*** RECORDS FOR THIS EXERCISE ***
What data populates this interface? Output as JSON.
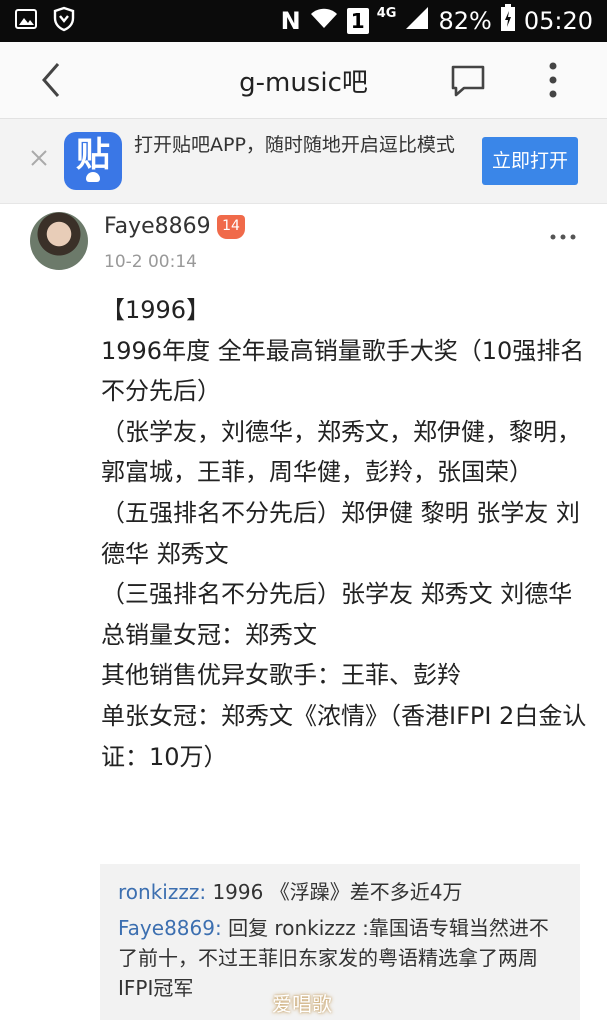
{
  "status_bar": {
    "battery_percent": "82%",
    "time": "05:20",
    "network_label": "4G",
    "carrier_letter": "N",
    "sim_number": "1",
    "icons": [
      "gallery-icon",
      "shield-icon",
      "nfc-icon",
      "wifi-icon",
      "sim-icon",
      "signal-icon",
      "battery-icon"
    ]
  },
  "nav": {
    "title": "g-music吧",
    "icons": [
      "back-icon",
      "chat-icon",
      "more-vertical-icon"
    ]
  },
  "banner": {
    "app_icon_glyph": "贴",
    "text": "打开贴吧APP，随时随地开启逗比模式",
    "button_label": "立即打开"
  },
  "post": {
    "author": "Faye8869",
    "level": "14",
    "time": "10-2 00:14",
    "paragraphs": [
      "【1996】",
      "1996年度 全年最高销量歌手大奖（10强排名不分先后）",
      "（张学友，刘德华，郑秀文，郑伊健，黎明，郭富城，王菲，周华健，彭羚，张国荣）",
      "（五强排名不分先后）郑伊健 黎明 张学友 刘德华 郑秀文",
      "（三强排名不分先后）张学友 郑秀文 刘德华",
      "总销量女冠：郑秀文",
      "其他销售优异女歌手：王菲、彭羚",
      "单张女冠：郑秀文《浓情》（香港IFPI 2白金认证：10万）"
    ]
  },
  "comments": [
    {
      "author": "ronkizzz",
      "sep": ": ",
      "text": "1996 《浮躁》差不多近4万"
    },
    {
      "author": "Faye8869",
      "sep": ": ",
      "text": "回复 ronkizzz :靠国语专辑当然进不了前十，不过王菲旧东家发的粤语精选拿了两周IFPI冠军"
    }
  ],
  "watermark": "爱唱歌",
  "colors": {
    "accent_blue": "#3a86e8",
    "author_blue": "#3c6fb0",
    "badge_orange": "#f06a4a",
    "status_bar": "#0b0b0b"
  }
}
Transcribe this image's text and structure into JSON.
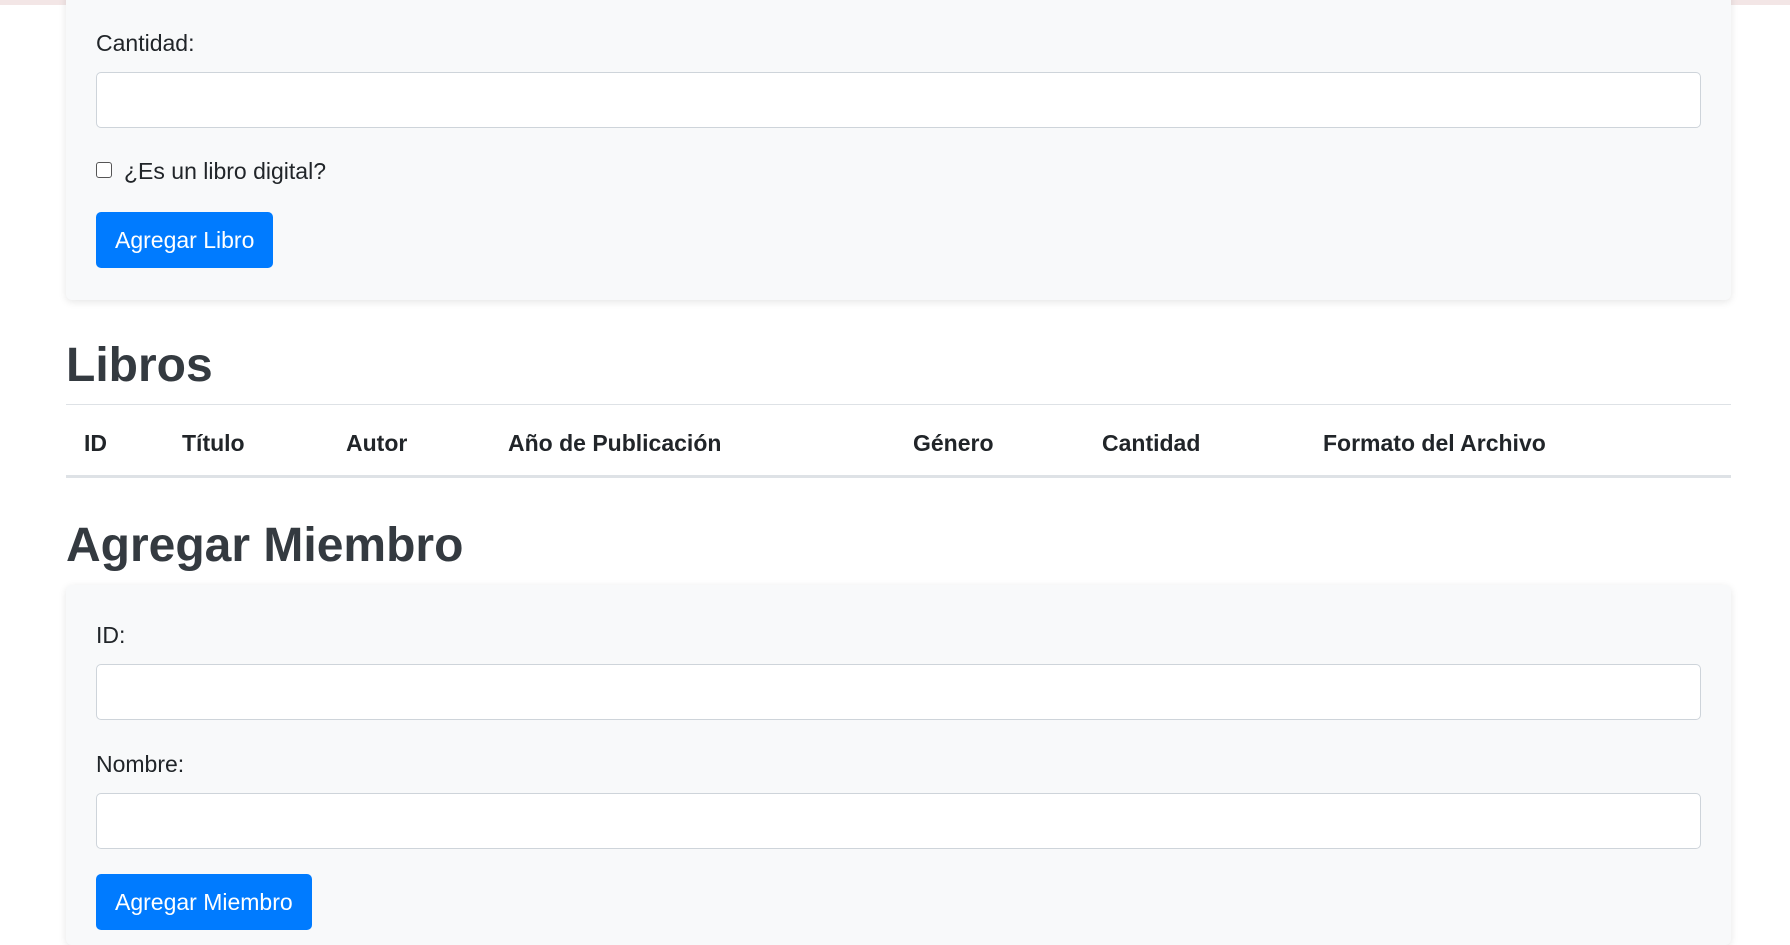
{
  "book_form": {
    "quantity_label": "Cantidad:",
    "quantity_value": "",
    "digital_checkbox_label": "¿Es un libro digital?",
    "digital_checked": false,
    "submit_label": "Agregar Libro"
  },
  "books_section": {
    "title": "Libros",
    "columns": [
      "ID",
      "Título",
      "Autor",
      "Año de Publicación",
      "Género",
      "Cantidad",
      "Formato del Archivo"
    ],
    "rows": []
  },
  "member_section": {
    "title": "Agregar Miembro",
    "id_label": "ID:",
    "id_value": "",
    "name_label": "Nombre:",
    "name_value": "",
    "submit_label": "Agregar Miembro"
  },
  "colors": {
    "primary": "#007bff",
    "card_background": "#f8f9fa",
    "heading": "#343a40"
  }
}
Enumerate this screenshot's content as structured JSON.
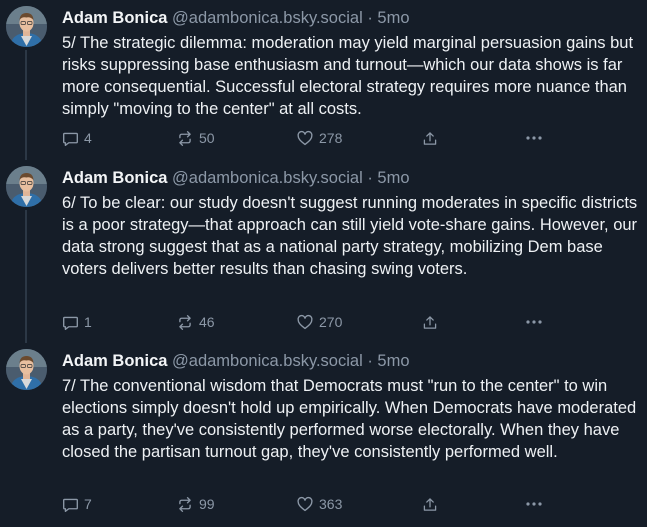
{
  "posts": [
    {
      "author": "Adam Bonica",
      "handle": "@adambonica.bsky.social",
      "separator": "·",
      "time": "5mo",
      "text": "5/ The strategic dilemma: moderation may yield marginal persuasion gains but risks suppressing base enthusiasm and turnout—which our data shows is far more consequential. Successful electoral strategy requires more nuance than simply \"moving to the center\" at all costs.",
      "replies": "4",
      "reposts": "50",
      "likes": "278"
    },
    {
      "author": "Adam Bonica",
      "handle": "@adambonica.bsky.social",
      "separator": "·",
      "time": "5mo",
      "text": "6/ To be clear: our study doesn't suggest running moderates in specific districts is a poor strategy—that approach can still yield vote-share gains. However, our data strong suggest that as a national party strategy, mobilizing Dem base voters delivers better results than chasing swing voters.",
      "replies": "1",
      "reposts": "46",
      "likes": "270"
    },
    {
      "author": "Adam Bonica",
      "handle": "@adambonica.bsky.social",
      "separator": "·",
      "time": "5mo",
      "text": "7/ The conventional wisdom that Democrats must \"run to the center\" to win elections simply doesn't hold up empirically. When Democrats have moderated as a party, they've consistently performed worse electorally. When they have closed the partisan turnout gap, they've consistently performed well.",
      "replies": "7",
      "reposts": "99",
      "likes": "363"
    }
  ],
  "colors": {
    "background": "#151d28",
    "text": "#eef1f4",
    "muted": "#8c98a7",
    "thread_line": "#2c3846"
  },
  "icons": {
    "reply": "speech-bubble-icon",
    "repost": "repost-arrows-icon",
    "like": "heart-icon",
    "share": "share-arrow-icon",
    "more": "ellipsis-icon"
  }
}
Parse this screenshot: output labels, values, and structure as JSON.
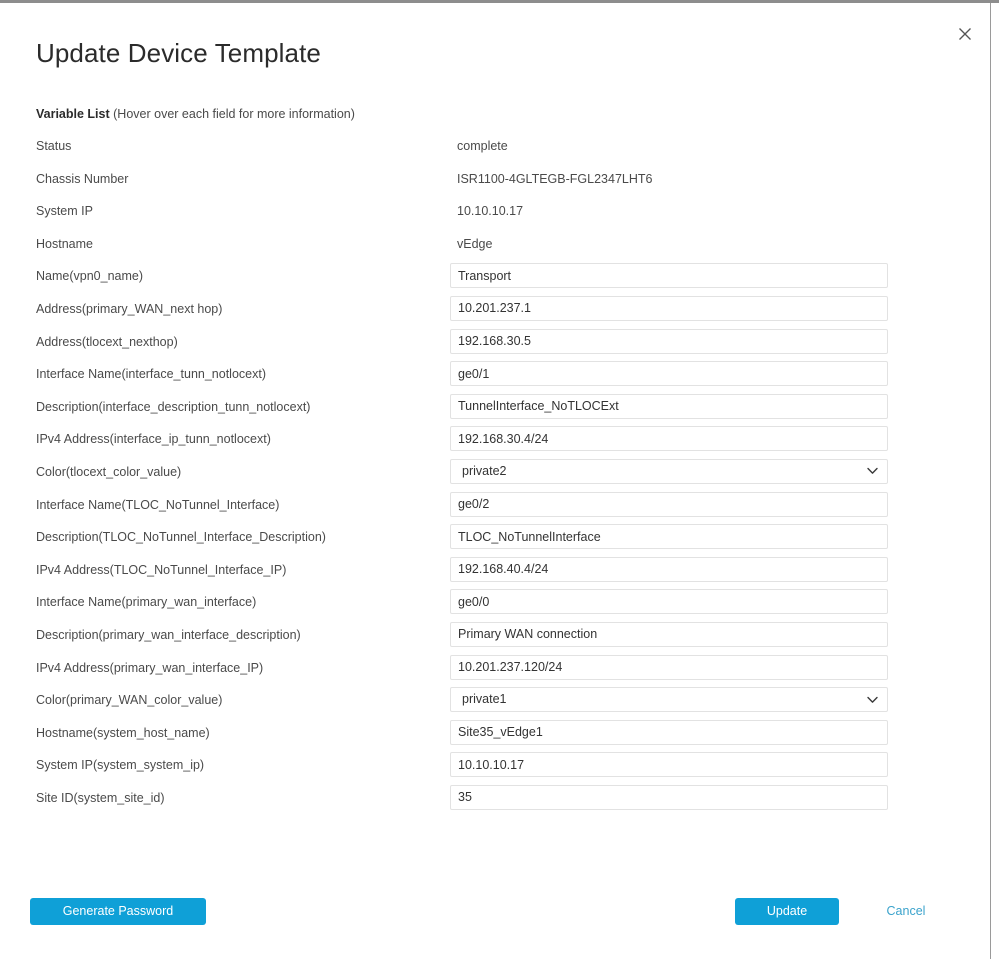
{
  "dialog": {
    "title": "Update Device Template",
    "close_icon": "close-icon",
    "variable_list_label": "Variable List",
    "variable_list_hint": "(Hover over each field for more information)"
  },
  "accent_colors": {
    "primary_button": "#0fa0d7",
    "cancel_link": "#3ba3cc",
    "input_border": "#e2e2e2",
    "label_text": "#4a4a4a"
  },
  "rows": [
    {
      "label": "Status",
      "type": "static",
      "value": "complete"
    },
    {
      "label": "Chassis Number",
      "type": "static",
      "value": "ISR1100-4GLTEGB-FGL2347LHT6"
    },
    {
      "label": "System IP",
      "type": "static",
      "value": "10.10.10.17"
    },
    {
      "label": "Hostname",
      "type": "static",
      "value": "vEdge"
    },
    {
      "label": "Name(vpn0_name)",
      "type": "input",
      "value": "Transport"
    },
    {
      "label": "Address(primary_WAN_next hop)",
      "type": "input",
      "value": "10.201.237.1"
    },
    {
      "label": "Address(tlocext_nexthop)",
      "type": "input",
      "value": "192.168.30.5"
    },
    {
      "label": "Interface Name(interface_tunn_notlocext)",
      "type": "input",
      "value": "ge0/1"
    },
    {
      "label": "Description(interface_description_tunn_notlocext)",
      "type": "input",
      "value": "TunnelInterface_NoTLOCExt"
    },
    {
      "label": "IPv4 Address(interface_ip_tunn_notlocext)",
      "type": "input",
      "value": "192.168.30.4/24"
    },
    {
      "label": "Color(tlocext_color_value)",
      "type": "select",
      "value": "private2"
    },
    {
      "label": "Interface Name(TLOC_NoTunnel_Interface)",
      "type": "input",
      "value": "ge0/2"
    },
    {
      "label": "Description(TLOC_NoTunnel_Interface_Description)",
      "type": "input",
      "value": "TLOC_NoTunnelInterface"
    },
    {
      "label": "IPv4 Address(TLOC_NoTunnel_Interface_IP)",
      "type": "input",
      "value": "192.168.40.4/24"
    },
    {
      "label": "Interface Name(primary_wan_interface)",
      "type": "input",
      "value": "ge0/0"
    },
    {
      "label": "Description(primary_wan_interface_description)",
      "type": "input",
      "value": "Primary WAN connection"
    },
    {
      "label": "IPv4 Address(primary_wan_interface_IP)",
      "type": "input",
      "value": "10.201.237.120/24"
    },
    {
      "label": "Color(primary_WAN_color_value)",
      "type": "select",
      "value": "private1"
    },
    {
      "label": "Hostname(system_host_name)",
      "type": "input",
      "value": "Site35_vEdge1"
    },
    {
      "label": "System IP(system_system_ip)",
      "type": "input",
      "value": "10.10.10.17"
    },
    {
      "label": "Site ID(system_site_id)",
      "type": "input",
      "value": "35"
    }
  ],
  "footer": {
    "generate_password_label": "Generate Password",
    "update_label": "Update",
    "cancel_label": "Cancel"
  }
}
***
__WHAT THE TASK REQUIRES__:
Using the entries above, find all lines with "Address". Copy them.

__SOLUTION TO THIS PROBLEM__:
      "label": "Address(primary_WAN_next hop)",
      "label": "Address(tlocext_nexthop)",
      "label": "IPv4 Address(interface_ip_tunn_notlocext)",
      "label": "IPv4 Address(TLOC_NoTunnel_Interface_IP)",
      "label": "IPv4 Address(primary_wan_interface_IP)",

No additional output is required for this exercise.